* What is required: Repeat the listing exactly. Pictures stay out of your copy.

##### Provided entries #####

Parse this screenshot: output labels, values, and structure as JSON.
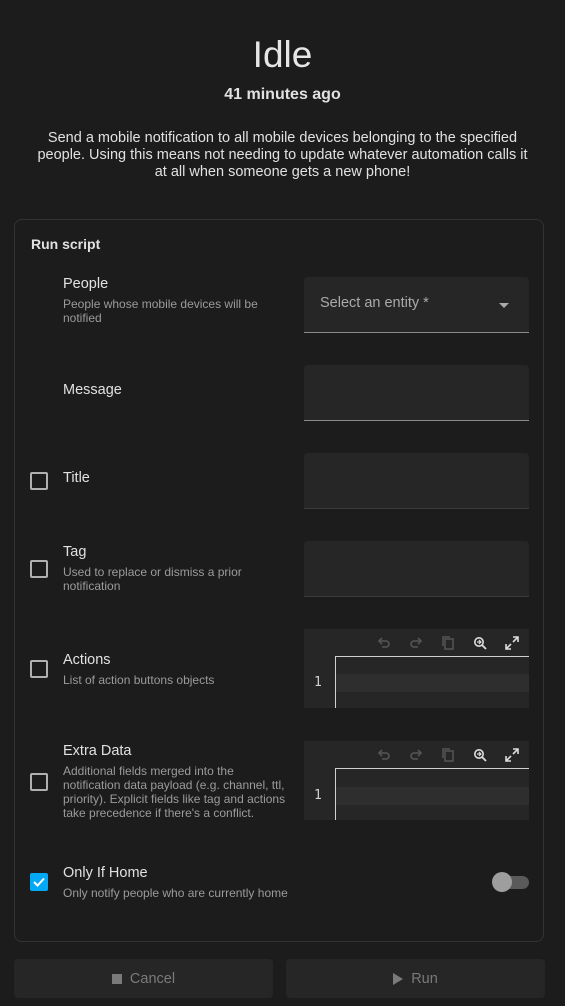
{
  "header": {
    "state": "Idle",
    "last_changed": "41 minutes ago",
    "description": "Send a mobile notification to all mobile devices belonging to the specified people. Using this means not needing to update whatever automation calls it at all when someone gets a new phone!"
  },
  "card": {
    "title": "Run script",
    "fields": {
      "people": {
        "label": "People",
        "helper": "People whose mobile devices will be notified",
        "placeholder": "Select an entity *"
      },
      "message": {
        "label": "Message"
      },
      "title": {
        "label": "Title",
        "enabled": false
      },
      "tag": {
        "label": "Tag",
        "helper": "Used to replace or dismiss a prior notification",
        "enabled": false
      },
      "actions": {
        "label": "Actions",
        "helper": "List of action buttons objects",
        "enabled": false,
        "line_number": "1"
      },
      "extra_data": {
        "label": "Extra Data",
        "helper": "Additional fields merged into the notification data payload (e.g. channel, ttl, priority). Explicit fields like tag and actions take precedence if there's a conflict.",
        "enabled": false,
        "line_number": "1"
      },
      "only_if_home": {
        "label": "Only If Home",
        "helper": "Only notify people who are currently home",
        "enabled": true,
        "toggle_on": false
      }
    }
  },
  "buttons": {
    "cancel": "Cancel",
    "run": "Run"
  },
  "colors": {
    "accent": "#03a9f4",
    "background": "#1c1c1c",
    "field": "#262626"
  },
  "icons": [
    "undo-icon",
    "redo-icon",
    "copy-icon",
    "search-replace-icon",
    "fullscreen-icon",
    "dropdown-caret-icon",
    "checkbox-icon",
    "stop-icon",
    "play-icon"
  ]
}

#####

* Expected output:
Parse this screenshot: output labels, values, and structure as JSON.
{
  "header": {
    "state": "Idle",
    "last_changed": "41 minutes ago",
    "description": "Send a mobile notification to all mobile devices belonging to the specified people. Using this means not needing to update whatever automation calls it at all when someone gets a new phone!"
  },
  "card": {
    "title": "Run script",
    "fields": {
      "people": {
        "label": "People",
        "helper": "People whose mobile devices will be notified",
        "placeholder": "Select an entity *"
      },
      "message": {
        "label": "Message"
      },
      "title": {
        "label": "Title",
        "enabled": false
      },
      "tag": {
        "label": "Tag",
        "helper": "Used to replace or dismiss a prior notification",
        "enabled": false
      },
      "actions": {
        "label": "Actions",
        "helper": "List of action buttons objects",
        "enabled": false,
        "line_number": "1"
      },
      "extra_data": {
        "label": "Extra Data",
        "helper": "Additional fields merged into the notification data payload (e.g. channel, ttl, priority). Explicit fields like tag and actions take precedence if there's a conflict.",
        "enabled": false,
        "line_number": "1"
      },
      "only_if_home": {
        "label": "Only If Home",
        "helper": "Only notify people who are currently home",
        "enabled": true,
        "toggle_on": false
      }
    }
  },
  "buttons": {
    "cancel": "Cancel",
    "run": "Run"
  },
  "colors": {
    "accent": "#03a9f4",
    "background": "#1c1c1c",
    "field": "#262626"
  },
  "icons": [
    "undo-icon",
    "redo-icon",
    "copy-icon",
    "search-replace-icon",
    "fullscreen-icon",
    "dropdown-caret-icon",
    "checkbox-icon",
    "stop-icon",
    "play-icon"
  ]
}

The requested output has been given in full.